TASK TO CARRY OUT | Lines before the one containing "Enumerate this screenshot's" are left out; copy that line and every later line through the end of the data exactly.

--- START ---

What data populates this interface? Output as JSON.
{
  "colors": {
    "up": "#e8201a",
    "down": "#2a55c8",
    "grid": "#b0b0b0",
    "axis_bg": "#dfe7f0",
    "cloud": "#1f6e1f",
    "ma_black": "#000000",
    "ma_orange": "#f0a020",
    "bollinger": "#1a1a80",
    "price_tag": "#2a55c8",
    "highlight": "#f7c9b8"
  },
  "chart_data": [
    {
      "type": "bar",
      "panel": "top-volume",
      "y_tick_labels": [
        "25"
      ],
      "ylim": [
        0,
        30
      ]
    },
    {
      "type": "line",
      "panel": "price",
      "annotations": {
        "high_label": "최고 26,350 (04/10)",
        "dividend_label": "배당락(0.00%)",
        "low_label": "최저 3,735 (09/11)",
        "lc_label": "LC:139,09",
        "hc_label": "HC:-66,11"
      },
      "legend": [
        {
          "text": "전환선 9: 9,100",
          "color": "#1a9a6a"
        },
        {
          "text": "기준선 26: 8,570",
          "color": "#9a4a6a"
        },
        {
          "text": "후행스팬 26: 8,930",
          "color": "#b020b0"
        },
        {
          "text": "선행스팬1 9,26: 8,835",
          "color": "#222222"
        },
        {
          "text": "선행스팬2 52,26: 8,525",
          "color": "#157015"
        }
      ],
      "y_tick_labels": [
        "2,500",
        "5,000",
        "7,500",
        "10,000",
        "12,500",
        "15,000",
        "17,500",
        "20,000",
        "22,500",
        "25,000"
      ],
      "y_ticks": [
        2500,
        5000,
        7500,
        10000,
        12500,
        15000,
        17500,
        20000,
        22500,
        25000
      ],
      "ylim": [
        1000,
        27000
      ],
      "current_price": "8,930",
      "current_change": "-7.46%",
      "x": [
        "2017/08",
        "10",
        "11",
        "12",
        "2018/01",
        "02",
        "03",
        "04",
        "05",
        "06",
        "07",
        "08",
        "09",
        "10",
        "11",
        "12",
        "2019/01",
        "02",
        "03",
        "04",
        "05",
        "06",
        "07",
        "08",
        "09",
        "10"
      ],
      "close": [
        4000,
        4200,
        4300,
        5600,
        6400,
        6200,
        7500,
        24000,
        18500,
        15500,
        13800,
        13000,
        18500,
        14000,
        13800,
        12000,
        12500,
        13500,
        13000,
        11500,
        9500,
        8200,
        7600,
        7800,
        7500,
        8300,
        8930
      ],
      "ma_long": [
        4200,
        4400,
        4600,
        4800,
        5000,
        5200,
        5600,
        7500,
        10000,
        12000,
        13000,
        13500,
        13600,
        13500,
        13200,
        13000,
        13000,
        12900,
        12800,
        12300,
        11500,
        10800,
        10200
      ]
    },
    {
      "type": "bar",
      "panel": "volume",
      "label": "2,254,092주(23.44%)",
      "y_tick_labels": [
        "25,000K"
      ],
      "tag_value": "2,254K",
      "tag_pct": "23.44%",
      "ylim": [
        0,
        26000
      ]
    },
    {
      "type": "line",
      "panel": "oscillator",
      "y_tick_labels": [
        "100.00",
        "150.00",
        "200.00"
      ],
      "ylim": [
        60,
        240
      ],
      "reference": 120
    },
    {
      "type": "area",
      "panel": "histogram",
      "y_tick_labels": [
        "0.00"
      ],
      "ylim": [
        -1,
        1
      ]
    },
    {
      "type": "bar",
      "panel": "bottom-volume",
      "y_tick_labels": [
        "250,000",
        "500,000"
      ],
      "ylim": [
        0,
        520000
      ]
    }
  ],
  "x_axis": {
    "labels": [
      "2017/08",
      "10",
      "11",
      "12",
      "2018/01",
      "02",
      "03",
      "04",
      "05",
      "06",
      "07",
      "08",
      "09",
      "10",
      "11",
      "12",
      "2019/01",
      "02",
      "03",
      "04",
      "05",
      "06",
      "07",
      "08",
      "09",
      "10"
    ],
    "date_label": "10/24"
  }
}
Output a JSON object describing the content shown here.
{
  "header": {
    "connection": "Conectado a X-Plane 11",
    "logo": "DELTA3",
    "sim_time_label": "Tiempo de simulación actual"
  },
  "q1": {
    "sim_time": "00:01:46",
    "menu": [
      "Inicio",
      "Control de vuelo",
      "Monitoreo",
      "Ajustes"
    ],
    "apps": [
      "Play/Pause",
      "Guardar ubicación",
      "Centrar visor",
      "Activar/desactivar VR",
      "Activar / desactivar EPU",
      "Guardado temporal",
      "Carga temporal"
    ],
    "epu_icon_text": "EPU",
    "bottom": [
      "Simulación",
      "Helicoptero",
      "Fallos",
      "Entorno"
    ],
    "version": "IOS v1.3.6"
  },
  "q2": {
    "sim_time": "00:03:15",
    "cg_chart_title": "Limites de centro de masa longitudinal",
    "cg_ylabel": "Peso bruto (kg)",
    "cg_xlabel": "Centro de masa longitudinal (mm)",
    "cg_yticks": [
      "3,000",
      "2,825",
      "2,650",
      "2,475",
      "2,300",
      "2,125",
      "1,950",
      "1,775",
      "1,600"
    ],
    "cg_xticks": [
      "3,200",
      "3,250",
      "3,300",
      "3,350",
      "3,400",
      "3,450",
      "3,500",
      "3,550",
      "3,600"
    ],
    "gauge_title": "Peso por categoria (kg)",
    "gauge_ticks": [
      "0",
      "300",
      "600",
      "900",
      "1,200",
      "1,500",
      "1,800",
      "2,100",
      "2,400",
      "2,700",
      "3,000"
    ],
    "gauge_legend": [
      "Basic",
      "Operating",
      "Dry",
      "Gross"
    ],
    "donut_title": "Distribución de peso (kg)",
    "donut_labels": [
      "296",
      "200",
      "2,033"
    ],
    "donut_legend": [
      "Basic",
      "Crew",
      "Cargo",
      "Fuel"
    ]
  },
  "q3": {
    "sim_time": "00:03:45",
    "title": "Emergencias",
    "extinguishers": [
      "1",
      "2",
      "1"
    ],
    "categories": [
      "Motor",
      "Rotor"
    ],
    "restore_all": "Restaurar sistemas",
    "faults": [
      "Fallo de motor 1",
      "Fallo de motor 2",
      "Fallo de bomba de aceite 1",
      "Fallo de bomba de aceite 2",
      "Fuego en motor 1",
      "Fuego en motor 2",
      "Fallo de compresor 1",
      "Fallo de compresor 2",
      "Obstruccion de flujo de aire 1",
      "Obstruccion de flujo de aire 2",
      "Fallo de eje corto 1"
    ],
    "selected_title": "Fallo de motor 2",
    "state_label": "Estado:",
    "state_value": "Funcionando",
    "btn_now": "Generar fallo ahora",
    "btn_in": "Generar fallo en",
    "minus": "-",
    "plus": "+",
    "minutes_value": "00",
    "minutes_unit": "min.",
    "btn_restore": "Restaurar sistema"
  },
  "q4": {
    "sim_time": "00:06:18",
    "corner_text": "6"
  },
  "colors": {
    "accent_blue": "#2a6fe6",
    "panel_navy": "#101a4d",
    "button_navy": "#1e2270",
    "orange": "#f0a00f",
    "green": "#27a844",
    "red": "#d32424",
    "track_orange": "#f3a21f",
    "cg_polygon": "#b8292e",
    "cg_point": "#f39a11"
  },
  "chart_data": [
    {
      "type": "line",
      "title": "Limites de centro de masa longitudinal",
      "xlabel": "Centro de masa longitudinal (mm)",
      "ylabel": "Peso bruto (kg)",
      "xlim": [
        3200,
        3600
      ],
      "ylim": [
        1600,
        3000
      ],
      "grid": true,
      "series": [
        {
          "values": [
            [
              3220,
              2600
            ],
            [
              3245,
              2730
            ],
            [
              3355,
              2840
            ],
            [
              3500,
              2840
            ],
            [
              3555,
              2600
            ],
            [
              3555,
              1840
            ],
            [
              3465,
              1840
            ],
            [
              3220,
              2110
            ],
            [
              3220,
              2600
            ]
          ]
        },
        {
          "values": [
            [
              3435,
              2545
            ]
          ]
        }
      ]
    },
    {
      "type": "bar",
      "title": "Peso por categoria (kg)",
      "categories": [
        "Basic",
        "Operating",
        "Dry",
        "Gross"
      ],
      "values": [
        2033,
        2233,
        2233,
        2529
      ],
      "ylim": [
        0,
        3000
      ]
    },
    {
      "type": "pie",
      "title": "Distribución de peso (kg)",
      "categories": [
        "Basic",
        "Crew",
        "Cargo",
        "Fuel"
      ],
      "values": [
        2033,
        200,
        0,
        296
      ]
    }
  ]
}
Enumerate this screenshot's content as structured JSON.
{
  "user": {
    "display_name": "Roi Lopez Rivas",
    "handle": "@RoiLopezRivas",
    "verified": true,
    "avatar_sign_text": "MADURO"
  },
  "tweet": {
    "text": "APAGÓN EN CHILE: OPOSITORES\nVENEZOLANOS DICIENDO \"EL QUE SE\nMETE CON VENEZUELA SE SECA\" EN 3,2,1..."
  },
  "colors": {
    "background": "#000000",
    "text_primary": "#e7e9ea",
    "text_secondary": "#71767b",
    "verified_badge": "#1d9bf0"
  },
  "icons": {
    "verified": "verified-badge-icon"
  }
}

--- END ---

YOUR SOLUTION |
Enumerate this screenshot's content as structured JSON.
{
  "user": {
    "display_name": "Roi Lopez Rivas",
    "handle": "@RoiLopezRivas",
    "verified": true,
    "avatar_sign_text": "MADURO"
  },
  "tweet": {
    "text": "APAGÓN EN CHILE: OPOSITORES\nVENEZOLANOS DICIENDO \"EL QUE SE\nMETE CON VENEZUELA SE SECA\" EN 3,2,1..."
  },
  "colors": {
    "background": "#000000",
    "text_primary": "#e7e9ea",
    "text_secondary": "#71767b",
    "verified_badge": "#1d9bf0"
  },
  "icons": {
    "verified": "verified-badge-icon"
  }
}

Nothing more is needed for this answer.